Modus vivendi. This is what the agreement reached in 1964 between Bourguiba and the Vatican was called. With this act the first president of Tunisia set out to end the question of the relations with the Catholics once and for all, after the great majority of them (mostly French, Italian and Maltese), had left the country owing to the nationalisations. Bourguiba linked the Christian presence to the years of colonialism and saw it as a fact of the past, not something to hide (the Catholic cathedral still draws the attention in the main street of Tunis), but definitively belongs to the past. A bit like the Roman remains in the Bardo Museum. It was a huge upheaval for the Church of Tunisia. Only a few faithful and several priests remained (for example, the White Fathers of the IBLA). After some years however the Christian presence began to grow, above all because of the arrival of African executives and other expatriates. It was John Paul II that made the first Arab bishop (Msgr. Twal, now Patriarch of Jerusalem), a choice that has continued with his successor Msgr. Lahham and now with the newly elected bishop, Msgr. Antoniazzi, of Venetian origin, but ordained priest in Jerusalem. It was an important sign to say that the Catholic Church in Tunisia does not consider itself merely a guest. In a realistic way Msgr. Lahham has on several occasions declared that the role of the Christians in the revolution of 2010-2011 was ‘null’ at a practical level. But – he added in his Pastoral Letter just after the revolution - the awareness is alive within the Tunisian Church of sharing the same challenges as the Muslim society in which it lives. This judgement has been reiterated by the present Vicar General, Father Nicolas Lhernould. The main challenge today is to successfully bring the democratic transition to completion. Initially well configured at institutional level, it has had to deal with the persistent economic crisis, the growth of the Salafis and the ambiguous attitude of the Islamist party of relative majority, an-Nahdha, traversed by temptations of hegemony. The assassination of the leader of the leftist opposition Chokri Belaid brought the country to the attention of the international press, starting a political crisis which has not yet been resolved. After the revolution there was a period of ‘liberated word’ and the Tunisians were able to discuss any subject. Unlike Egypt however, the question of the Catholic presence was hardly ever on the agenda. It is probably too small to get worried about. Nonetheless freedom of conscience is one of the great issues of the post-revolution period, not in the sense of the possibility of conversion (a subject that is not particularly important in society if the activities of a number of Evangelical missionaries are excluded), but in the much more concrete sense of the legitimacy of pluralism within Islam (in recent months the Salafis have attacked many tombs of Sufi ‘saints’) and, within Tunisian society, among believers and non-believers. The laical presence in fact is sizeable and toughened, especially in the capital. It seems so evident that the fight for freedom of conscience in Tunisia is not the only issue for the 20,000 – 25,000 Christians living in the country.
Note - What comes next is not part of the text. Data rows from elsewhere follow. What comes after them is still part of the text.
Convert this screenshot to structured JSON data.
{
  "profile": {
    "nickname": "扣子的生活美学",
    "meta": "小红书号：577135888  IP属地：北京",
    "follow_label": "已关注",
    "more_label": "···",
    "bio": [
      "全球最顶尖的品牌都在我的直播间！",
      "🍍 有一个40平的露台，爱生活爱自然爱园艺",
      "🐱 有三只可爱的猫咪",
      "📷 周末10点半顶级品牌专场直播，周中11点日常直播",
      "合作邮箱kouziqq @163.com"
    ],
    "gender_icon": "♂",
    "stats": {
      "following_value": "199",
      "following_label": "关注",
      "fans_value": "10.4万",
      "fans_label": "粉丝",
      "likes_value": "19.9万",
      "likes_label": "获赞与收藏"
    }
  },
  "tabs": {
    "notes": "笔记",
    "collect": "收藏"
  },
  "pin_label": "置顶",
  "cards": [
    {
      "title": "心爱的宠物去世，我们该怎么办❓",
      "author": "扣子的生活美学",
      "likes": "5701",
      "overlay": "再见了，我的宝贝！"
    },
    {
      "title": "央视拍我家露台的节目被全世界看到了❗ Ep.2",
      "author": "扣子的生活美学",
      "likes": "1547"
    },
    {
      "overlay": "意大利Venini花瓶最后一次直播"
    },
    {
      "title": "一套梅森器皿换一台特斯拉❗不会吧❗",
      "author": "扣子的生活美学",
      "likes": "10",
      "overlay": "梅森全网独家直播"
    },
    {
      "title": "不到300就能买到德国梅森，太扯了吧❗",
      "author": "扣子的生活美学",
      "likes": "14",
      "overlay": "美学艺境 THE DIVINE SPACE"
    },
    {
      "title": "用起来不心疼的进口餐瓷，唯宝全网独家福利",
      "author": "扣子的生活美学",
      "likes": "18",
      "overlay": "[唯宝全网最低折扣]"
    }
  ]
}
As the real litmus test for all the other freedoms, it means the possibility or not to build a really plural society, since to be democratic, as the Arab revolutions show, does not just mean counting up the votes.